President Donald J. Trump has on Thursday, signed an executive order to ban every transaction with Chinese owned TikTok, and its parent company, ByteDance.
The executive order, which will take effect in 45 days, prohibits “any transaction by any person, or with respect to any property, subject to the jurisdiction of the United States, with ByteDance Ltd.”
This executive order comes a week after President Trump threatened to ban the short video sharing app, accusing the company of sharing U.S. users’ data with the Chinese government.
According to the order, the president states that
“TikTok automatically captures vast swaths of information from its users, including Internet and other network activity information such as location data and browsing and search histories.

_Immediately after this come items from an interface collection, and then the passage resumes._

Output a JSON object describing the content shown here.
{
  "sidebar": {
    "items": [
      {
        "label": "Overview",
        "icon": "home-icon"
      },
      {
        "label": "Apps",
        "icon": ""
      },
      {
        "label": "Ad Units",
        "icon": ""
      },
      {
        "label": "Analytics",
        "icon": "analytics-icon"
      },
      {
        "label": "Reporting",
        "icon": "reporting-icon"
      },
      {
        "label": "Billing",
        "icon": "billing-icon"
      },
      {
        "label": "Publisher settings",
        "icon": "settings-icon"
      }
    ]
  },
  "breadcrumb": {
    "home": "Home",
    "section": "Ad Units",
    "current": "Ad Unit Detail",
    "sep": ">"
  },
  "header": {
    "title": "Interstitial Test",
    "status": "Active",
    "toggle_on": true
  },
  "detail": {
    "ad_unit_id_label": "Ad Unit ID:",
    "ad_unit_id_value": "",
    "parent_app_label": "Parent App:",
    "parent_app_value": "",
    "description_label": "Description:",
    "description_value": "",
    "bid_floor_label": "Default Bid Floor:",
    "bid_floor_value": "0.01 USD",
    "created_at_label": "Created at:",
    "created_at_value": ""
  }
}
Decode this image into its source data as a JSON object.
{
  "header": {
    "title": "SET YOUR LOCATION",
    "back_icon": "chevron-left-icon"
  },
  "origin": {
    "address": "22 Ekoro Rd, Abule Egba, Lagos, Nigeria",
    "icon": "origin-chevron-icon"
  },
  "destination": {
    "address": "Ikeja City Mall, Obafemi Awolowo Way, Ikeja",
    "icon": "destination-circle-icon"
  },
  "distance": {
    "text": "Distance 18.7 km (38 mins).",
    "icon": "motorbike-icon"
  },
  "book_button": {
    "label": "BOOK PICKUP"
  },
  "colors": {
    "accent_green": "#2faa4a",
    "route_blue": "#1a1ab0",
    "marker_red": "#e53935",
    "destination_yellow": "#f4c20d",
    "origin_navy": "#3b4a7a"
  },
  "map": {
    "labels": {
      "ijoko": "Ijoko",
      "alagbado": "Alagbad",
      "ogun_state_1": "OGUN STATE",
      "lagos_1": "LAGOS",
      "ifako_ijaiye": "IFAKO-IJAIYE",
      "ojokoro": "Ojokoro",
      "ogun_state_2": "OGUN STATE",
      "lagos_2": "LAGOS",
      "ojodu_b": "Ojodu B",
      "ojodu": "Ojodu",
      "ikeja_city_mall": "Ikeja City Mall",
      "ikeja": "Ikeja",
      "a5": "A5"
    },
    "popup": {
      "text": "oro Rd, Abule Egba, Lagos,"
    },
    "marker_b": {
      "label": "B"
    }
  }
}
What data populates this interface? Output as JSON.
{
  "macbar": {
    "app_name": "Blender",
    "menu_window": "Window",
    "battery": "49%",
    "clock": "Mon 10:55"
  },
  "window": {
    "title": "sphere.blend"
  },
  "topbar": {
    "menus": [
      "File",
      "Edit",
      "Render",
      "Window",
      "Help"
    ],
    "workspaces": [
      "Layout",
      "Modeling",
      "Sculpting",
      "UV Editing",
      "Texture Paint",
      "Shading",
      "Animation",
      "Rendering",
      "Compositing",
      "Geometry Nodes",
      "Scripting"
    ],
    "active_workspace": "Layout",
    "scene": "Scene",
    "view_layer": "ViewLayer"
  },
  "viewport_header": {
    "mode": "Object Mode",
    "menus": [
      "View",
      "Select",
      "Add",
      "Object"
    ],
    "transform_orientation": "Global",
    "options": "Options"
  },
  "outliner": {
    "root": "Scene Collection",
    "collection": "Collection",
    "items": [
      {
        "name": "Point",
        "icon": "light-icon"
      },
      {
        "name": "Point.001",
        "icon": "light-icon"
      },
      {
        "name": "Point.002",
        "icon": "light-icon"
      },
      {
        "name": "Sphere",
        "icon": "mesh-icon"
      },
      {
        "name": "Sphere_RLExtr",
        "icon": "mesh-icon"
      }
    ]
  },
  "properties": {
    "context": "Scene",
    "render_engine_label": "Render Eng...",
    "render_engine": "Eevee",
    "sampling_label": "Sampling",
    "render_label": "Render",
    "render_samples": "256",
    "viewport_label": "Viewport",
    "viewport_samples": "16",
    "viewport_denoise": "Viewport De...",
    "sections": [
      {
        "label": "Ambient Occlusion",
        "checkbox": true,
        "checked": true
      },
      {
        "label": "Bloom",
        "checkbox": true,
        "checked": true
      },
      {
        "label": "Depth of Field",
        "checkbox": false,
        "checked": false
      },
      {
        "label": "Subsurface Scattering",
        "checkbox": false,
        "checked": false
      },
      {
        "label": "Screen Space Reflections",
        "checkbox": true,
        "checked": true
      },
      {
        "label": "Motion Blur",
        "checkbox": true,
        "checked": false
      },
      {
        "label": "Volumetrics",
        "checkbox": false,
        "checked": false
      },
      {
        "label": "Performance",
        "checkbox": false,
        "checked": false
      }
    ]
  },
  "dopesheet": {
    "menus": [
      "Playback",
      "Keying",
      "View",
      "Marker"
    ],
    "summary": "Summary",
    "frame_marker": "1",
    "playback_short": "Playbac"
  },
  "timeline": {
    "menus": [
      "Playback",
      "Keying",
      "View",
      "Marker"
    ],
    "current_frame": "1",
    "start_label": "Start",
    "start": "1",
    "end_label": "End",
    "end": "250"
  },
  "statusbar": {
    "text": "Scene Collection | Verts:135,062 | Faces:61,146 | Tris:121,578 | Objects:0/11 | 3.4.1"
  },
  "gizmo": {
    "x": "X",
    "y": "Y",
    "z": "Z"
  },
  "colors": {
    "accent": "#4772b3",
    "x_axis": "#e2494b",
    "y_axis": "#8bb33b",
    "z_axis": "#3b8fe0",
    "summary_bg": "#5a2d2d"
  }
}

This data collection threatens to allow the Chinese Communist Party access to Americans’ personal and proprietary information — potentially allowing China to track the locations of Federal employees and contractors, build dossiers of personal information for blackmail, and conduct corporate espionage.”
Expert review says that the ban would mean that the app will be unable to receive advertising from American firms, and would lead to the app’s removal from both Google Play Store, and Apple’s app store.
President Trump had on Monday, given September 15 as the deadline for the company to find an American buyer, or risk getting shutdown in the country.
It has been reported that Microsoft has been in talks with the CEO, Satya Nadella, on the acquisition of TikTok.
Not long after the executive order on Tiktok, another executive order was signed by President Trump. The second executive order places a ban on WeChat.
The executive order places a ban on
“any transaction that is related to WeChat by any person, or with respect to any property, subject to the jurisdiction of the United States, with Tencent Holdings Ltd.”
WeChat is the Chinese model of WhatsApp, and it allows financial transaction between users of the app.
Tiktok has expressed shock over the executive order. The company said in a statement that:
“This Executive Order risks undermining global businesses’ trust in the United States’ commitment to the rule of law, which has served as a magnet for investment and spurred decades of American economic growth.”
Furthermore, the company said that the order
“sets a dangerous precedent for the concept of free expression and open markets. We will pursue all remedies available to us in order to ensure that the rule of law is not discarded and that our company and our users are treated fairly—if not by the Administration, then by the U.S. courts.”
China’s foreign ministry spokesperson, Wang Wenbin, says:
“The U.S. is using national security as an excuse and using state power to oppress non-American businesses. That’s just a hegemonic practice.”